Scanning the entries below, copy every line that contains the word "Profile".

Supplied information:
- - - -

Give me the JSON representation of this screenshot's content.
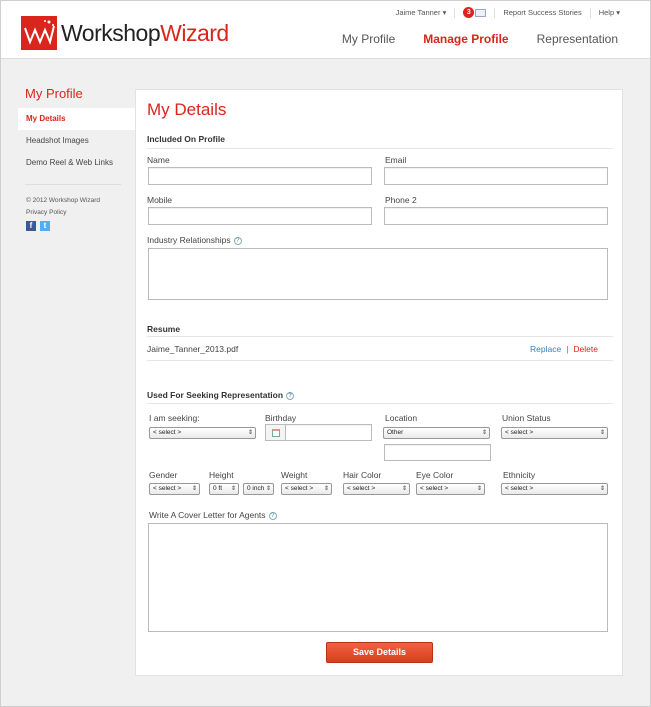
{
  "brand": {
    "part1": "Workshop",
    "part2": "Wizard"
  },
  "topbar": {
    "user": "Jaime Tanner ▾",
    "message_count": "3",
    "report": "Report Success Stories",
    "help": "Help ▾"
  },
  "nav": [
    {
      "label": "My Profile",
      "active": false
    },
    {
      "label": "Manage Profile",
      "active": true
    },
    {
      "label": "Representation",
      "active": false
    }
  ],
  "sidebar": {
    "title": "My Profile",
    "items": [
      {
        "label": "My Details",
        "active": true
      },
      {
        "label": "Headshot Images",
        "active": false
      },
      {
        "label": "Demo Reel & Web Links",
        "active": false
      }
    ],
    "copyright": "© 2012 Workshop Wizard",
    "privacy": "Privacy Policy"
  },
  "page": {
    "title": "My Details",
    "included": {
      "heading": "Included On Profile",
      "name_label": "Name",
      "name_value": "",
      "email_label": "Email",
      "email_value": "",
      "mobile_label": "Mobile",
      "mobile_value": "",
      "phone2_label": "Phone 2",
      "phone2_value": "",
      "industry_label": "Industry Relationships",
      "industry_value": ""
    },
    "resume": {
      "heading": "Resume",
      "filename": "Jaime_Tanner_2013.pdf",
      "replace": "Replace",
      "divider": "|",
      "delete": "Delete"
    },
    "seeking": {
      "heading": "Used For Seeking Representation",
      "seeking_label": "I am seeking:",
      "seeking_value": "< select >",
      "birthday_label": "Birthday",
      "birthday_value": "",
      "location_label": "Location",
      "location_value": "Other",
      "location_other": "",
      "union_label": "Union Status",
      "union_value": "< select >",
      "gender_label": "Gender",
      "gender_value": "< select >",
      "height_label": "Height",
      "height_ft": "0 ft",
      "height_in": "0 inch",
      "weight_label": "Weight",
      "weight_value": "< select >",
      "hair_label": "Hair Color",
      "hair_value": "< select >",
      "eye_label": "Eye Color",
      "eye_value": "< select >",
      "ethnicity_label": "Ethnicity",
      "ethnicity_value": "< select >",
      "cover_label": "Write A Cover Letter for Agents",
      "cover_value": ""
    },
    "save_label": "Save Details"
  },
  "colors": {
    "accent": "#d9251c",
    "link": "#3a7cc0",
    "button": "#e04a28"
  }
}
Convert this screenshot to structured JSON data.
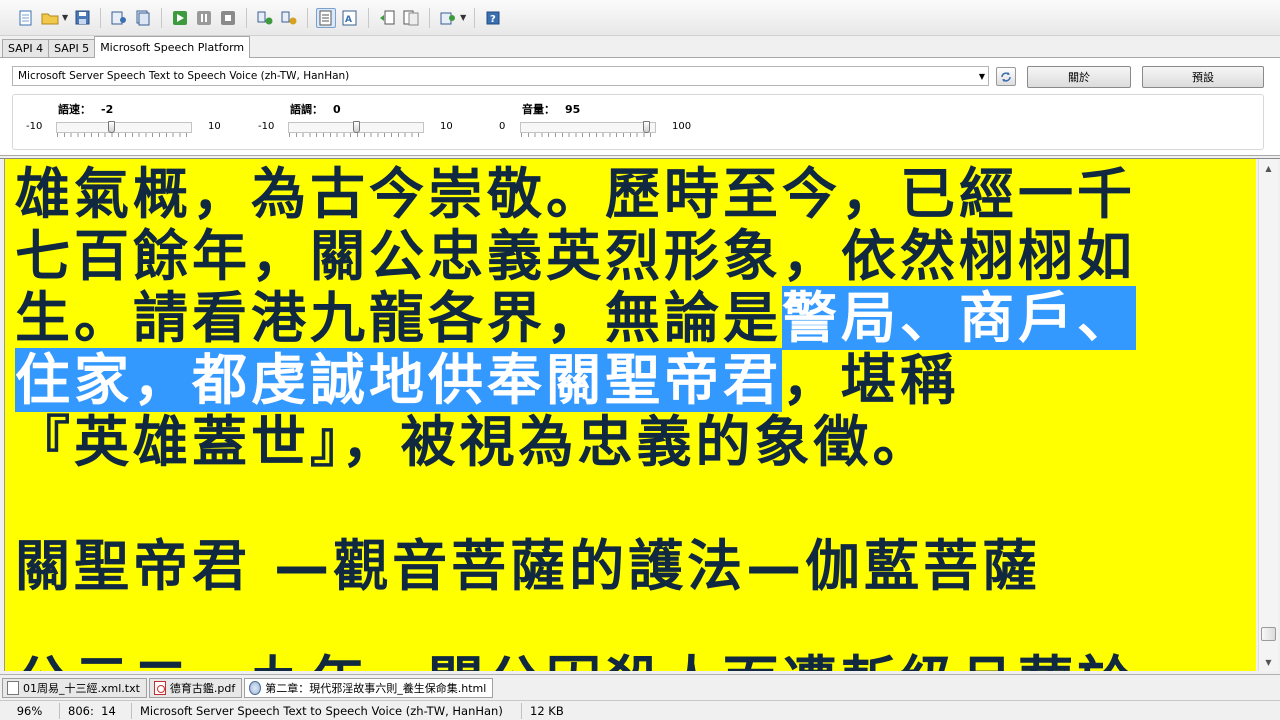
{
  "toolbar": {
    "icons": [
      "new-document-icon",
      "open-folder-icon",
      "save-icon",
      "read-aloud-icon",
      "read-aloud-all-icon",
      "play-icon",
      "pause-icon",
      "stop-icon",
      "convert-icon",
      "convert-mp3-icon",
      "text-view-icon",
      "html-view-icon",
      "page-prev-icon",
      "page-next-icon",
      "settings-icon",
      "help-icon"
    ]
  },
  "engine_tabs": [
    {
      "label": "SAPI 4",
      "active": false
    },
    {
      "label": "SAPI 5",
      "active": false
    },
    {
      "label": "Microsoft Speech Platform",
      "active": true
    }
  ],
  "settings": {
    "voice": "Microsoft Server Speech Text to Speech Voice (zh-TW, HanHan)",
    "about_button": "關於",
    "default_button": "預設",
    "sliders": [
      {
        "label": "語速：",
        "value": "-2",
        "min": "-10",
        "max": "10",
        "fraction": 0.4
      },
      {
        "label": "語調：",
        "value": "0",
        "min": "-10",
        "max": "10",
        "fraction": 0.5
      },
      {
        "label": "音量：",
        "value": "95",
        "min": "0",
        "max": "100",
        "fraction": 0.95
      }
    ]
  },
  "editor": {
    "background": "#ffff00",
    "text_color": "#102840",
    "selection_color": "#3399ff",
    "line1": "雄氣概，為古今崇敬。歷時至今，已經一千",
    "line2": "七百餘年，關公忠義英烈形象，依然栩栩如",
    "line3_plain": "生。請看港九龍各界，無論是",
    "line3_selected": "警局、商戶、",
    "line4_selected": "住家，都虔誠地供奉關聖帝君",
    "line4_plain": "，堪稱",
    "line5": "『英雄蓋世』，被視為忠義的象徵。",
    "line6": "關聖帝君 —觀音菩薩的護法—伽藍菩薩",
    "line7": "公元二一九年，關公因殺人而遭斬級且葬於"
  },
  "document_tabs": [
    {
      "label": "01周易_十三經.xml.txt",
      "type": "txt",
      "active": false
    },
    {
      "label": "德育古鑑.pdf",
      "type": "pdf",
      "active": false
    },
    {
      "label": "第二章：現代邪淫故事六則_養生保命集.html",
      "type": "html",
      "active": true
    }
  ],
  "status": {
    "zoom": "96%",
    "position": "806:  14",
    "voice": "Microsoft Server Speech Text to Speech Voice (zh-TW, HanHan)",
    "size": "12 KB"
  }
}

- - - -

Response box:
      "label": "My Profile",
      "label": "Manage Profile",
    "title": "My Profile",
      "heading": "Included On Profile",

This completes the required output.